Securing mortgage loan financing right has become a little bit of a challenge for some families desiring to borrow money. Here are some considerations you need to be aware of if you’re looking for a jumbo mortgage during the coronavirus pandemic…
If you’re looking to mortgage a house and the size of a loan that you’re looking for is jumbo you may have a difficult time securing financing. First things first, a jumbo mortgage is a mortgage that is not bought and sold by Fannie Mae and Freddie Mac. Using Sonoma County, California as an example, the maximum loan limit for a one-unit property is $704,950. Any first mortgage that is greater than this amount automatically becomes jumbo. Jumbo mortgages traditionally are more difficult to come by, e.g. higher credit scores, more down payment required, etc. as jumbo mortgages do not have the type of government backing that loans at the $704, 950 limits do. As a result, there’s a smaller pool of available investors willing to lend money in the jumbo mortgage space.
Enter COVID-19 in the last several weeks.
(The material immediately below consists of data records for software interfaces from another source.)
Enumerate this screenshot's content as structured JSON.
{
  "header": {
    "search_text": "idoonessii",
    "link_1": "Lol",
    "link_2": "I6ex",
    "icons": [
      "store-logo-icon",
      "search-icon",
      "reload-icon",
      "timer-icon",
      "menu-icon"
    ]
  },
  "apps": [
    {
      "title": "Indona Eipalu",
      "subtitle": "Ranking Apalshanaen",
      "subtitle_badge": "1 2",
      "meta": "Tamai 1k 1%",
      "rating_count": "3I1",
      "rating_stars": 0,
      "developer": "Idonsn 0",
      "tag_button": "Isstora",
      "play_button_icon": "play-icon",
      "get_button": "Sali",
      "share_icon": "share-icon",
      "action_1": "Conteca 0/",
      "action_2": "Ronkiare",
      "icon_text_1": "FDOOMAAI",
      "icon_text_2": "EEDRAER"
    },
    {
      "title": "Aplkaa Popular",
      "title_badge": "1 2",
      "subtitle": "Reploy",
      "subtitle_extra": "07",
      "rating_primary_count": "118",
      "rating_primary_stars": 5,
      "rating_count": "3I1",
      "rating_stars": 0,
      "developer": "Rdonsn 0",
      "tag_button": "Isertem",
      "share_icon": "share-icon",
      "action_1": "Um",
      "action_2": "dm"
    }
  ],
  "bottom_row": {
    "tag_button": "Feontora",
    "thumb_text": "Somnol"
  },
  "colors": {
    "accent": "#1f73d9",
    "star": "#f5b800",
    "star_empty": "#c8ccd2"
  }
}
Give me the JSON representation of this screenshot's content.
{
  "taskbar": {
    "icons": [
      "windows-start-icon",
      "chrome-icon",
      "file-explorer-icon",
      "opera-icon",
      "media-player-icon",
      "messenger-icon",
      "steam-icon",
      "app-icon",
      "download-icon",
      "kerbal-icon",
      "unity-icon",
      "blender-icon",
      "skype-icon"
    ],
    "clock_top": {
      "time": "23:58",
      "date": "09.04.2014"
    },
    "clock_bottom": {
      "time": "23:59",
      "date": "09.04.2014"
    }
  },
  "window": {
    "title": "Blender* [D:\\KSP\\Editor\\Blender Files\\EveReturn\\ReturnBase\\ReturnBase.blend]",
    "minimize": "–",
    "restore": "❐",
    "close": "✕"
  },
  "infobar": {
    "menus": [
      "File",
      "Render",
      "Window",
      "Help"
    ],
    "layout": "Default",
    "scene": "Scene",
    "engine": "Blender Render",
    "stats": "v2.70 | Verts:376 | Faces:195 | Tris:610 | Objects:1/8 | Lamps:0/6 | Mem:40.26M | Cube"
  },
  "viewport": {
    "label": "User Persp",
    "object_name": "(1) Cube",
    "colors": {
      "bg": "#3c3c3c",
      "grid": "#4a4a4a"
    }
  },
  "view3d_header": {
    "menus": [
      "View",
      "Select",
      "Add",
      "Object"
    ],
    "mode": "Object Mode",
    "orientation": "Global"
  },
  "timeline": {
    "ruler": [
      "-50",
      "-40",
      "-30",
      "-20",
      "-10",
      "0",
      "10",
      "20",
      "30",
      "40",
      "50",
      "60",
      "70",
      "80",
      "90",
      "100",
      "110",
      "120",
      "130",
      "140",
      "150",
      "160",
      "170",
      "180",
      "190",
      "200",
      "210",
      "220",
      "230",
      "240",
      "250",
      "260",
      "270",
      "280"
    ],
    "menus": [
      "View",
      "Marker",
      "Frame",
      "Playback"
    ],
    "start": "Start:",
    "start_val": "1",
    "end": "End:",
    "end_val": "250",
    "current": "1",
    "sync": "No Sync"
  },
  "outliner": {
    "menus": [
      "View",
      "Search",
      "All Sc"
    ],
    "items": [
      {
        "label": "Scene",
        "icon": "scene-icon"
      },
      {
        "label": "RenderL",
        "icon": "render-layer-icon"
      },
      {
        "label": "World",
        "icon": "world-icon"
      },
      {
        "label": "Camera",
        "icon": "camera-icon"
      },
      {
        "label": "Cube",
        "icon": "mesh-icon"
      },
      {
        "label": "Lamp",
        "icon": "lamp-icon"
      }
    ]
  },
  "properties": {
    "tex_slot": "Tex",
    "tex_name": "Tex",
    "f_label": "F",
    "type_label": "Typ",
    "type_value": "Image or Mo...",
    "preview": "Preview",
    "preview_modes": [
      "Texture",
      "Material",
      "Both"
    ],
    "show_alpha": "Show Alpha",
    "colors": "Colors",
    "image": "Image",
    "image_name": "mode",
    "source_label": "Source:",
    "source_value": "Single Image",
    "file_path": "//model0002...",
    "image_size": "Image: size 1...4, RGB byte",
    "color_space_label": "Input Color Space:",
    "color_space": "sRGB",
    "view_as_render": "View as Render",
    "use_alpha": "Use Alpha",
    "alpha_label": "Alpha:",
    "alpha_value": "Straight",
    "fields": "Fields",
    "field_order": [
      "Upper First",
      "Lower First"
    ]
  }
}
Mortgage lenders across the country have been changing how they originate loans for furloughed borrowers and jumbo investors are exiting the market. Many jumbo investors have pulled out of the market due to the perceived level of risk the national pandemic is creating. Jumbo mortgage financing is not impossible to obtain, but it is more difficult and finally straining.
An alternative to a jumbo mortgage would be to do the financing with cash. So if you’re purchasing a house for $1m in Sonoma County, California in order to avoid getting a jumbo mortgage you could put down the cash so your maximum loan size is $704,950.
That is also quite a bit of money. A pragmatic alternative would be to do a first and second combination. By doing the first mortgage on a 30-year fixed for example and a home equity line of credit like a second mortgage, you would attain a lower monthly mortgage payment then you would if you did a jumbo mortgage, your mortgage process would be substantially easier, the loan would close faster and you could more than likely do it with lucrative terms with as little as 10 percent down.
Most second mortgages will go up to a maximum loan size of $250,000. Some will do bigger, but that will come at the expense of more strict underwriting, so on average for illustrative purposes, it’s a good rule of thumb that getting a $250,000-second mortgage could be a very good option for being able to avoid a jumbo mortgage.
When the jumbo mortgages come back, which they probably will after the coronavirus pandemic is over, you could certainly always explore the possibility of refinancing and consolidating your first and second mortgage into one new loan down the line. This is a way for you to have your cake and eat it too from a financing perspective while simultaneously meeting the contractual purchase dates of your escrow.
Scott Sheldon is a local mortgage lender, with a decade of experience helping consumers purchase and refinance primary homes second homes and investment properties. Learn more at www.sonomacountymortgages.com.